/---

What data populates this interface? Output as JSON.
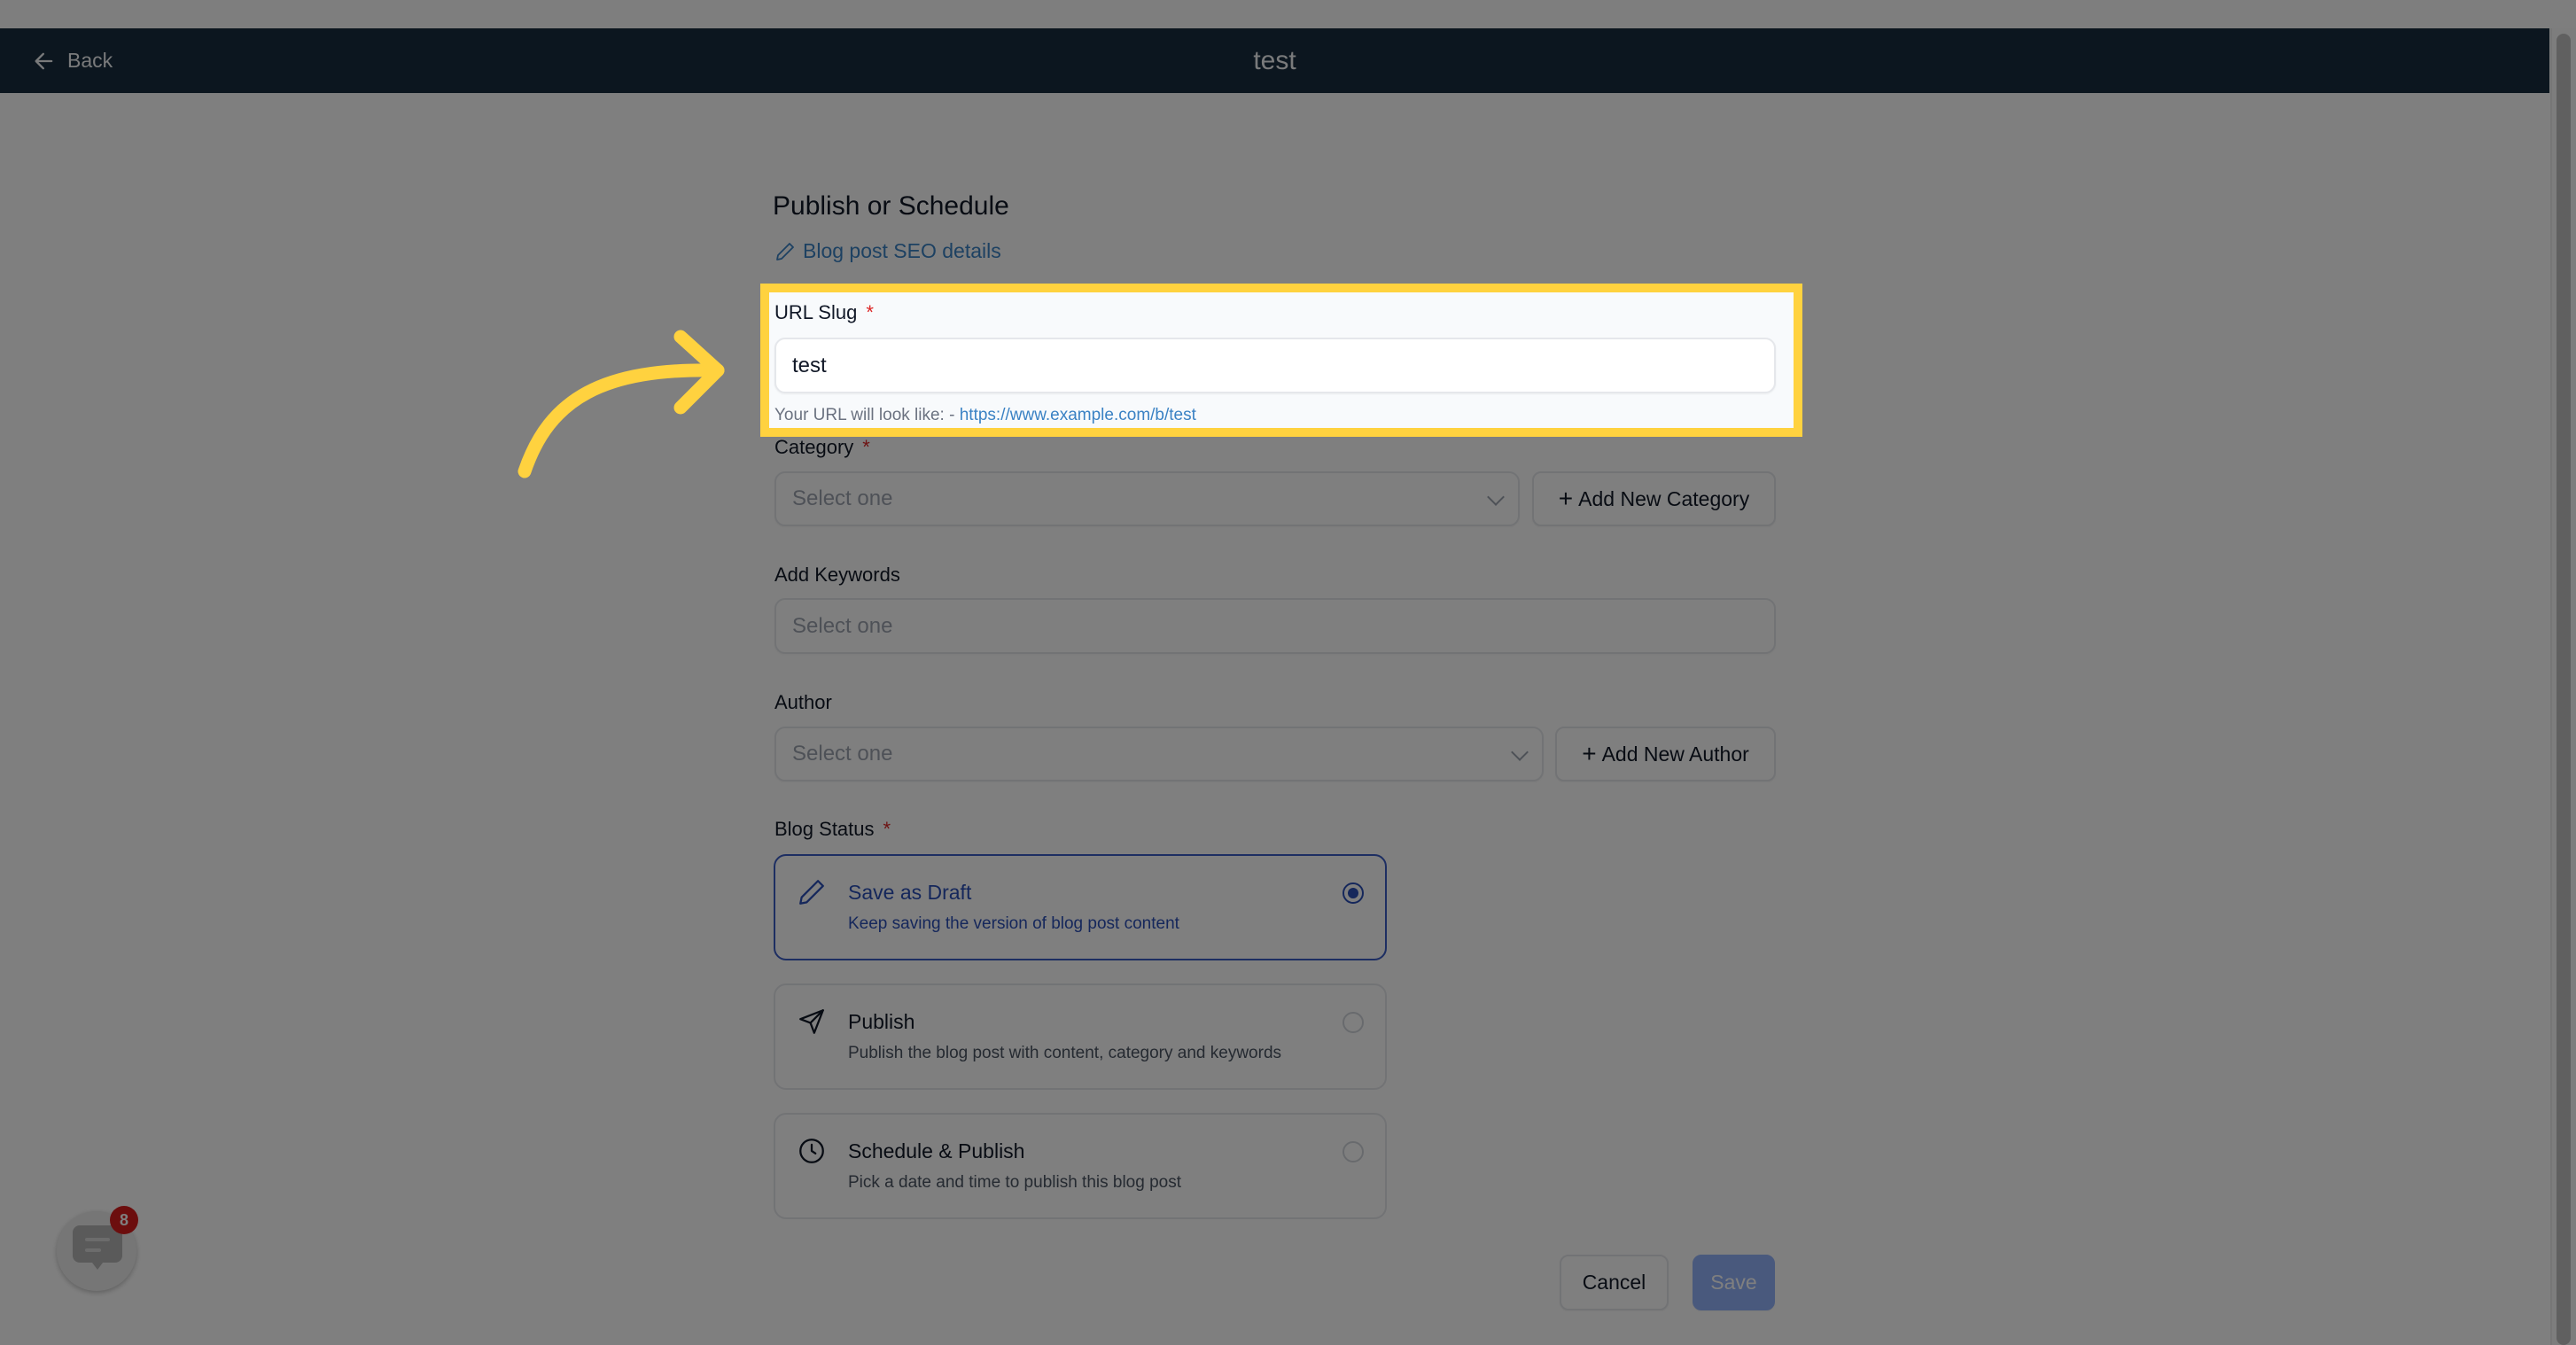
{
  "header": {
    "back_label": "Back",
    "title": "test"
  },
  "form": {
    "heading": "Publish or Schedule",
    "seo_link": "Blog post SEO details",
    "url_slug": {
      "label": "URL Slug",
      "required_mark": "*",
      "value": "test",
      "hint_prefix": "Your URL will look like: - ",
      "hint_url": "https://www.example.com/b/test"
    },
    "category": {
      "label": "Category",
      "required_mark": "*",
      "placeholder": "Select one",
      "add_button": "Add New Category"
    },
    "keywords": {
      "label": "Add Keywords",
      "placeholder": "Select one"
    },
    "author": {
      "label": "Author",
      "placeholder": "Select one",
      "add_button": "Add New Author"
    },
    "blog_status": {
      "label": "Blog Status",
      "required_mark": "*",
      "selected": "draft",
      "options": [
        {
          "id": "draft",
          "title": "Save as Draft",
          "description": "Keep saving the version of blog post content",
          "icon": "pencil-icon"
        },
        {
          "id": "publish",
          "title": "Publish",
          "description": "Publish the blog post with content, category and keywords",
          "icon": "send-icon"
        },
        {
          "id": "schedule",
          "title": "Schedule & Publish",
          "description": "Pick a date and time to publish this blog post",
          "icon": "clock-icon"
        }
      ]
    },
    "actions": {
      "cancel": "Cancel",
      "save": "Save"
    }
  },
  "chat_widget": {
    "badge_count": "8"
  },
  "annotation": {
    "highlight_color": "#FFD23F"
  }
}
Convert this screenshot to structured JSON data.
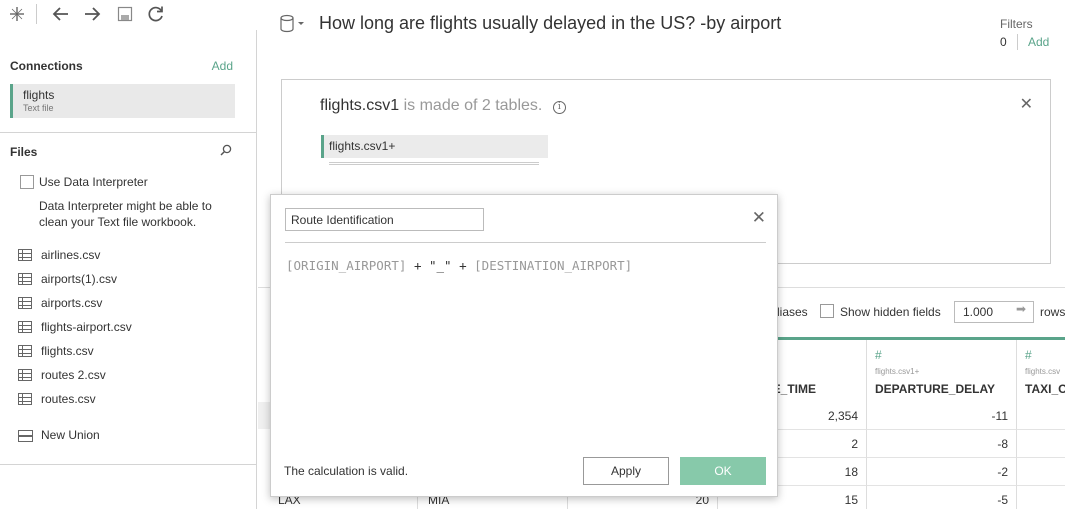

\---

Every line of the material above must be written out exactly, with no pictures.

What data populates this interface? Output as JSON.
{
  "header": {
    "back_label": "Back",
    "title": "test"
  },
  "form": {
    "heading": "Publish or Schedule",
    "seo_link": "Blog post SEO details",
    "url_slug": {
      "label": "URL Slug",
      "required_mark": "*",
      "value": "test",
      "hint_prefix": "Your URL will look like: - ",
      "hint_url": "https://www.example.com/b/test"
    },
    "category": {
      "label": "Category",
      "required_mark": "*",
      "placeholder": "Select one",
      "add_button": "Add New Category"
    },
    "keywords": {
      "label": "Add Keywords",
      "placeholder": "Select one"
    },
    "author": {
      "label": "Author",
      "placeholder": "Select one",
      "add_button": "Add New Author"
    },
    "blog_status": {
      "label": "Blog Status",
      "required_mark": "*",
      "selected": "draft",
      "options": [
        {
          "id": "draft",
          "title": "Save as Draft",
          "description": "Keep saving the version of blog post content",
          "icon": "pencil-icon"
        },
        {
          "id": "publish",
          "title": "Publish",
          "description": "Publish the blog post with content, category and keywords",
          "icon": "send-icon"
        },
        {
          "id": "schedule",
          "title": "Schedule & Publish",
          "description": "Pick a date and time to publish this blog post",
          "icon": "clock-icon"
        }
      ]
    },
    "actions": {
      "cancel": "Cancel",
      "save": "Save"
    }
  },
  "chat_widget": {
    "badge_count": "8"
  },
  "annotation": {
    "highlight_color": "#FFD23F"
  }
}
Convert this screenshot to structured JSON data.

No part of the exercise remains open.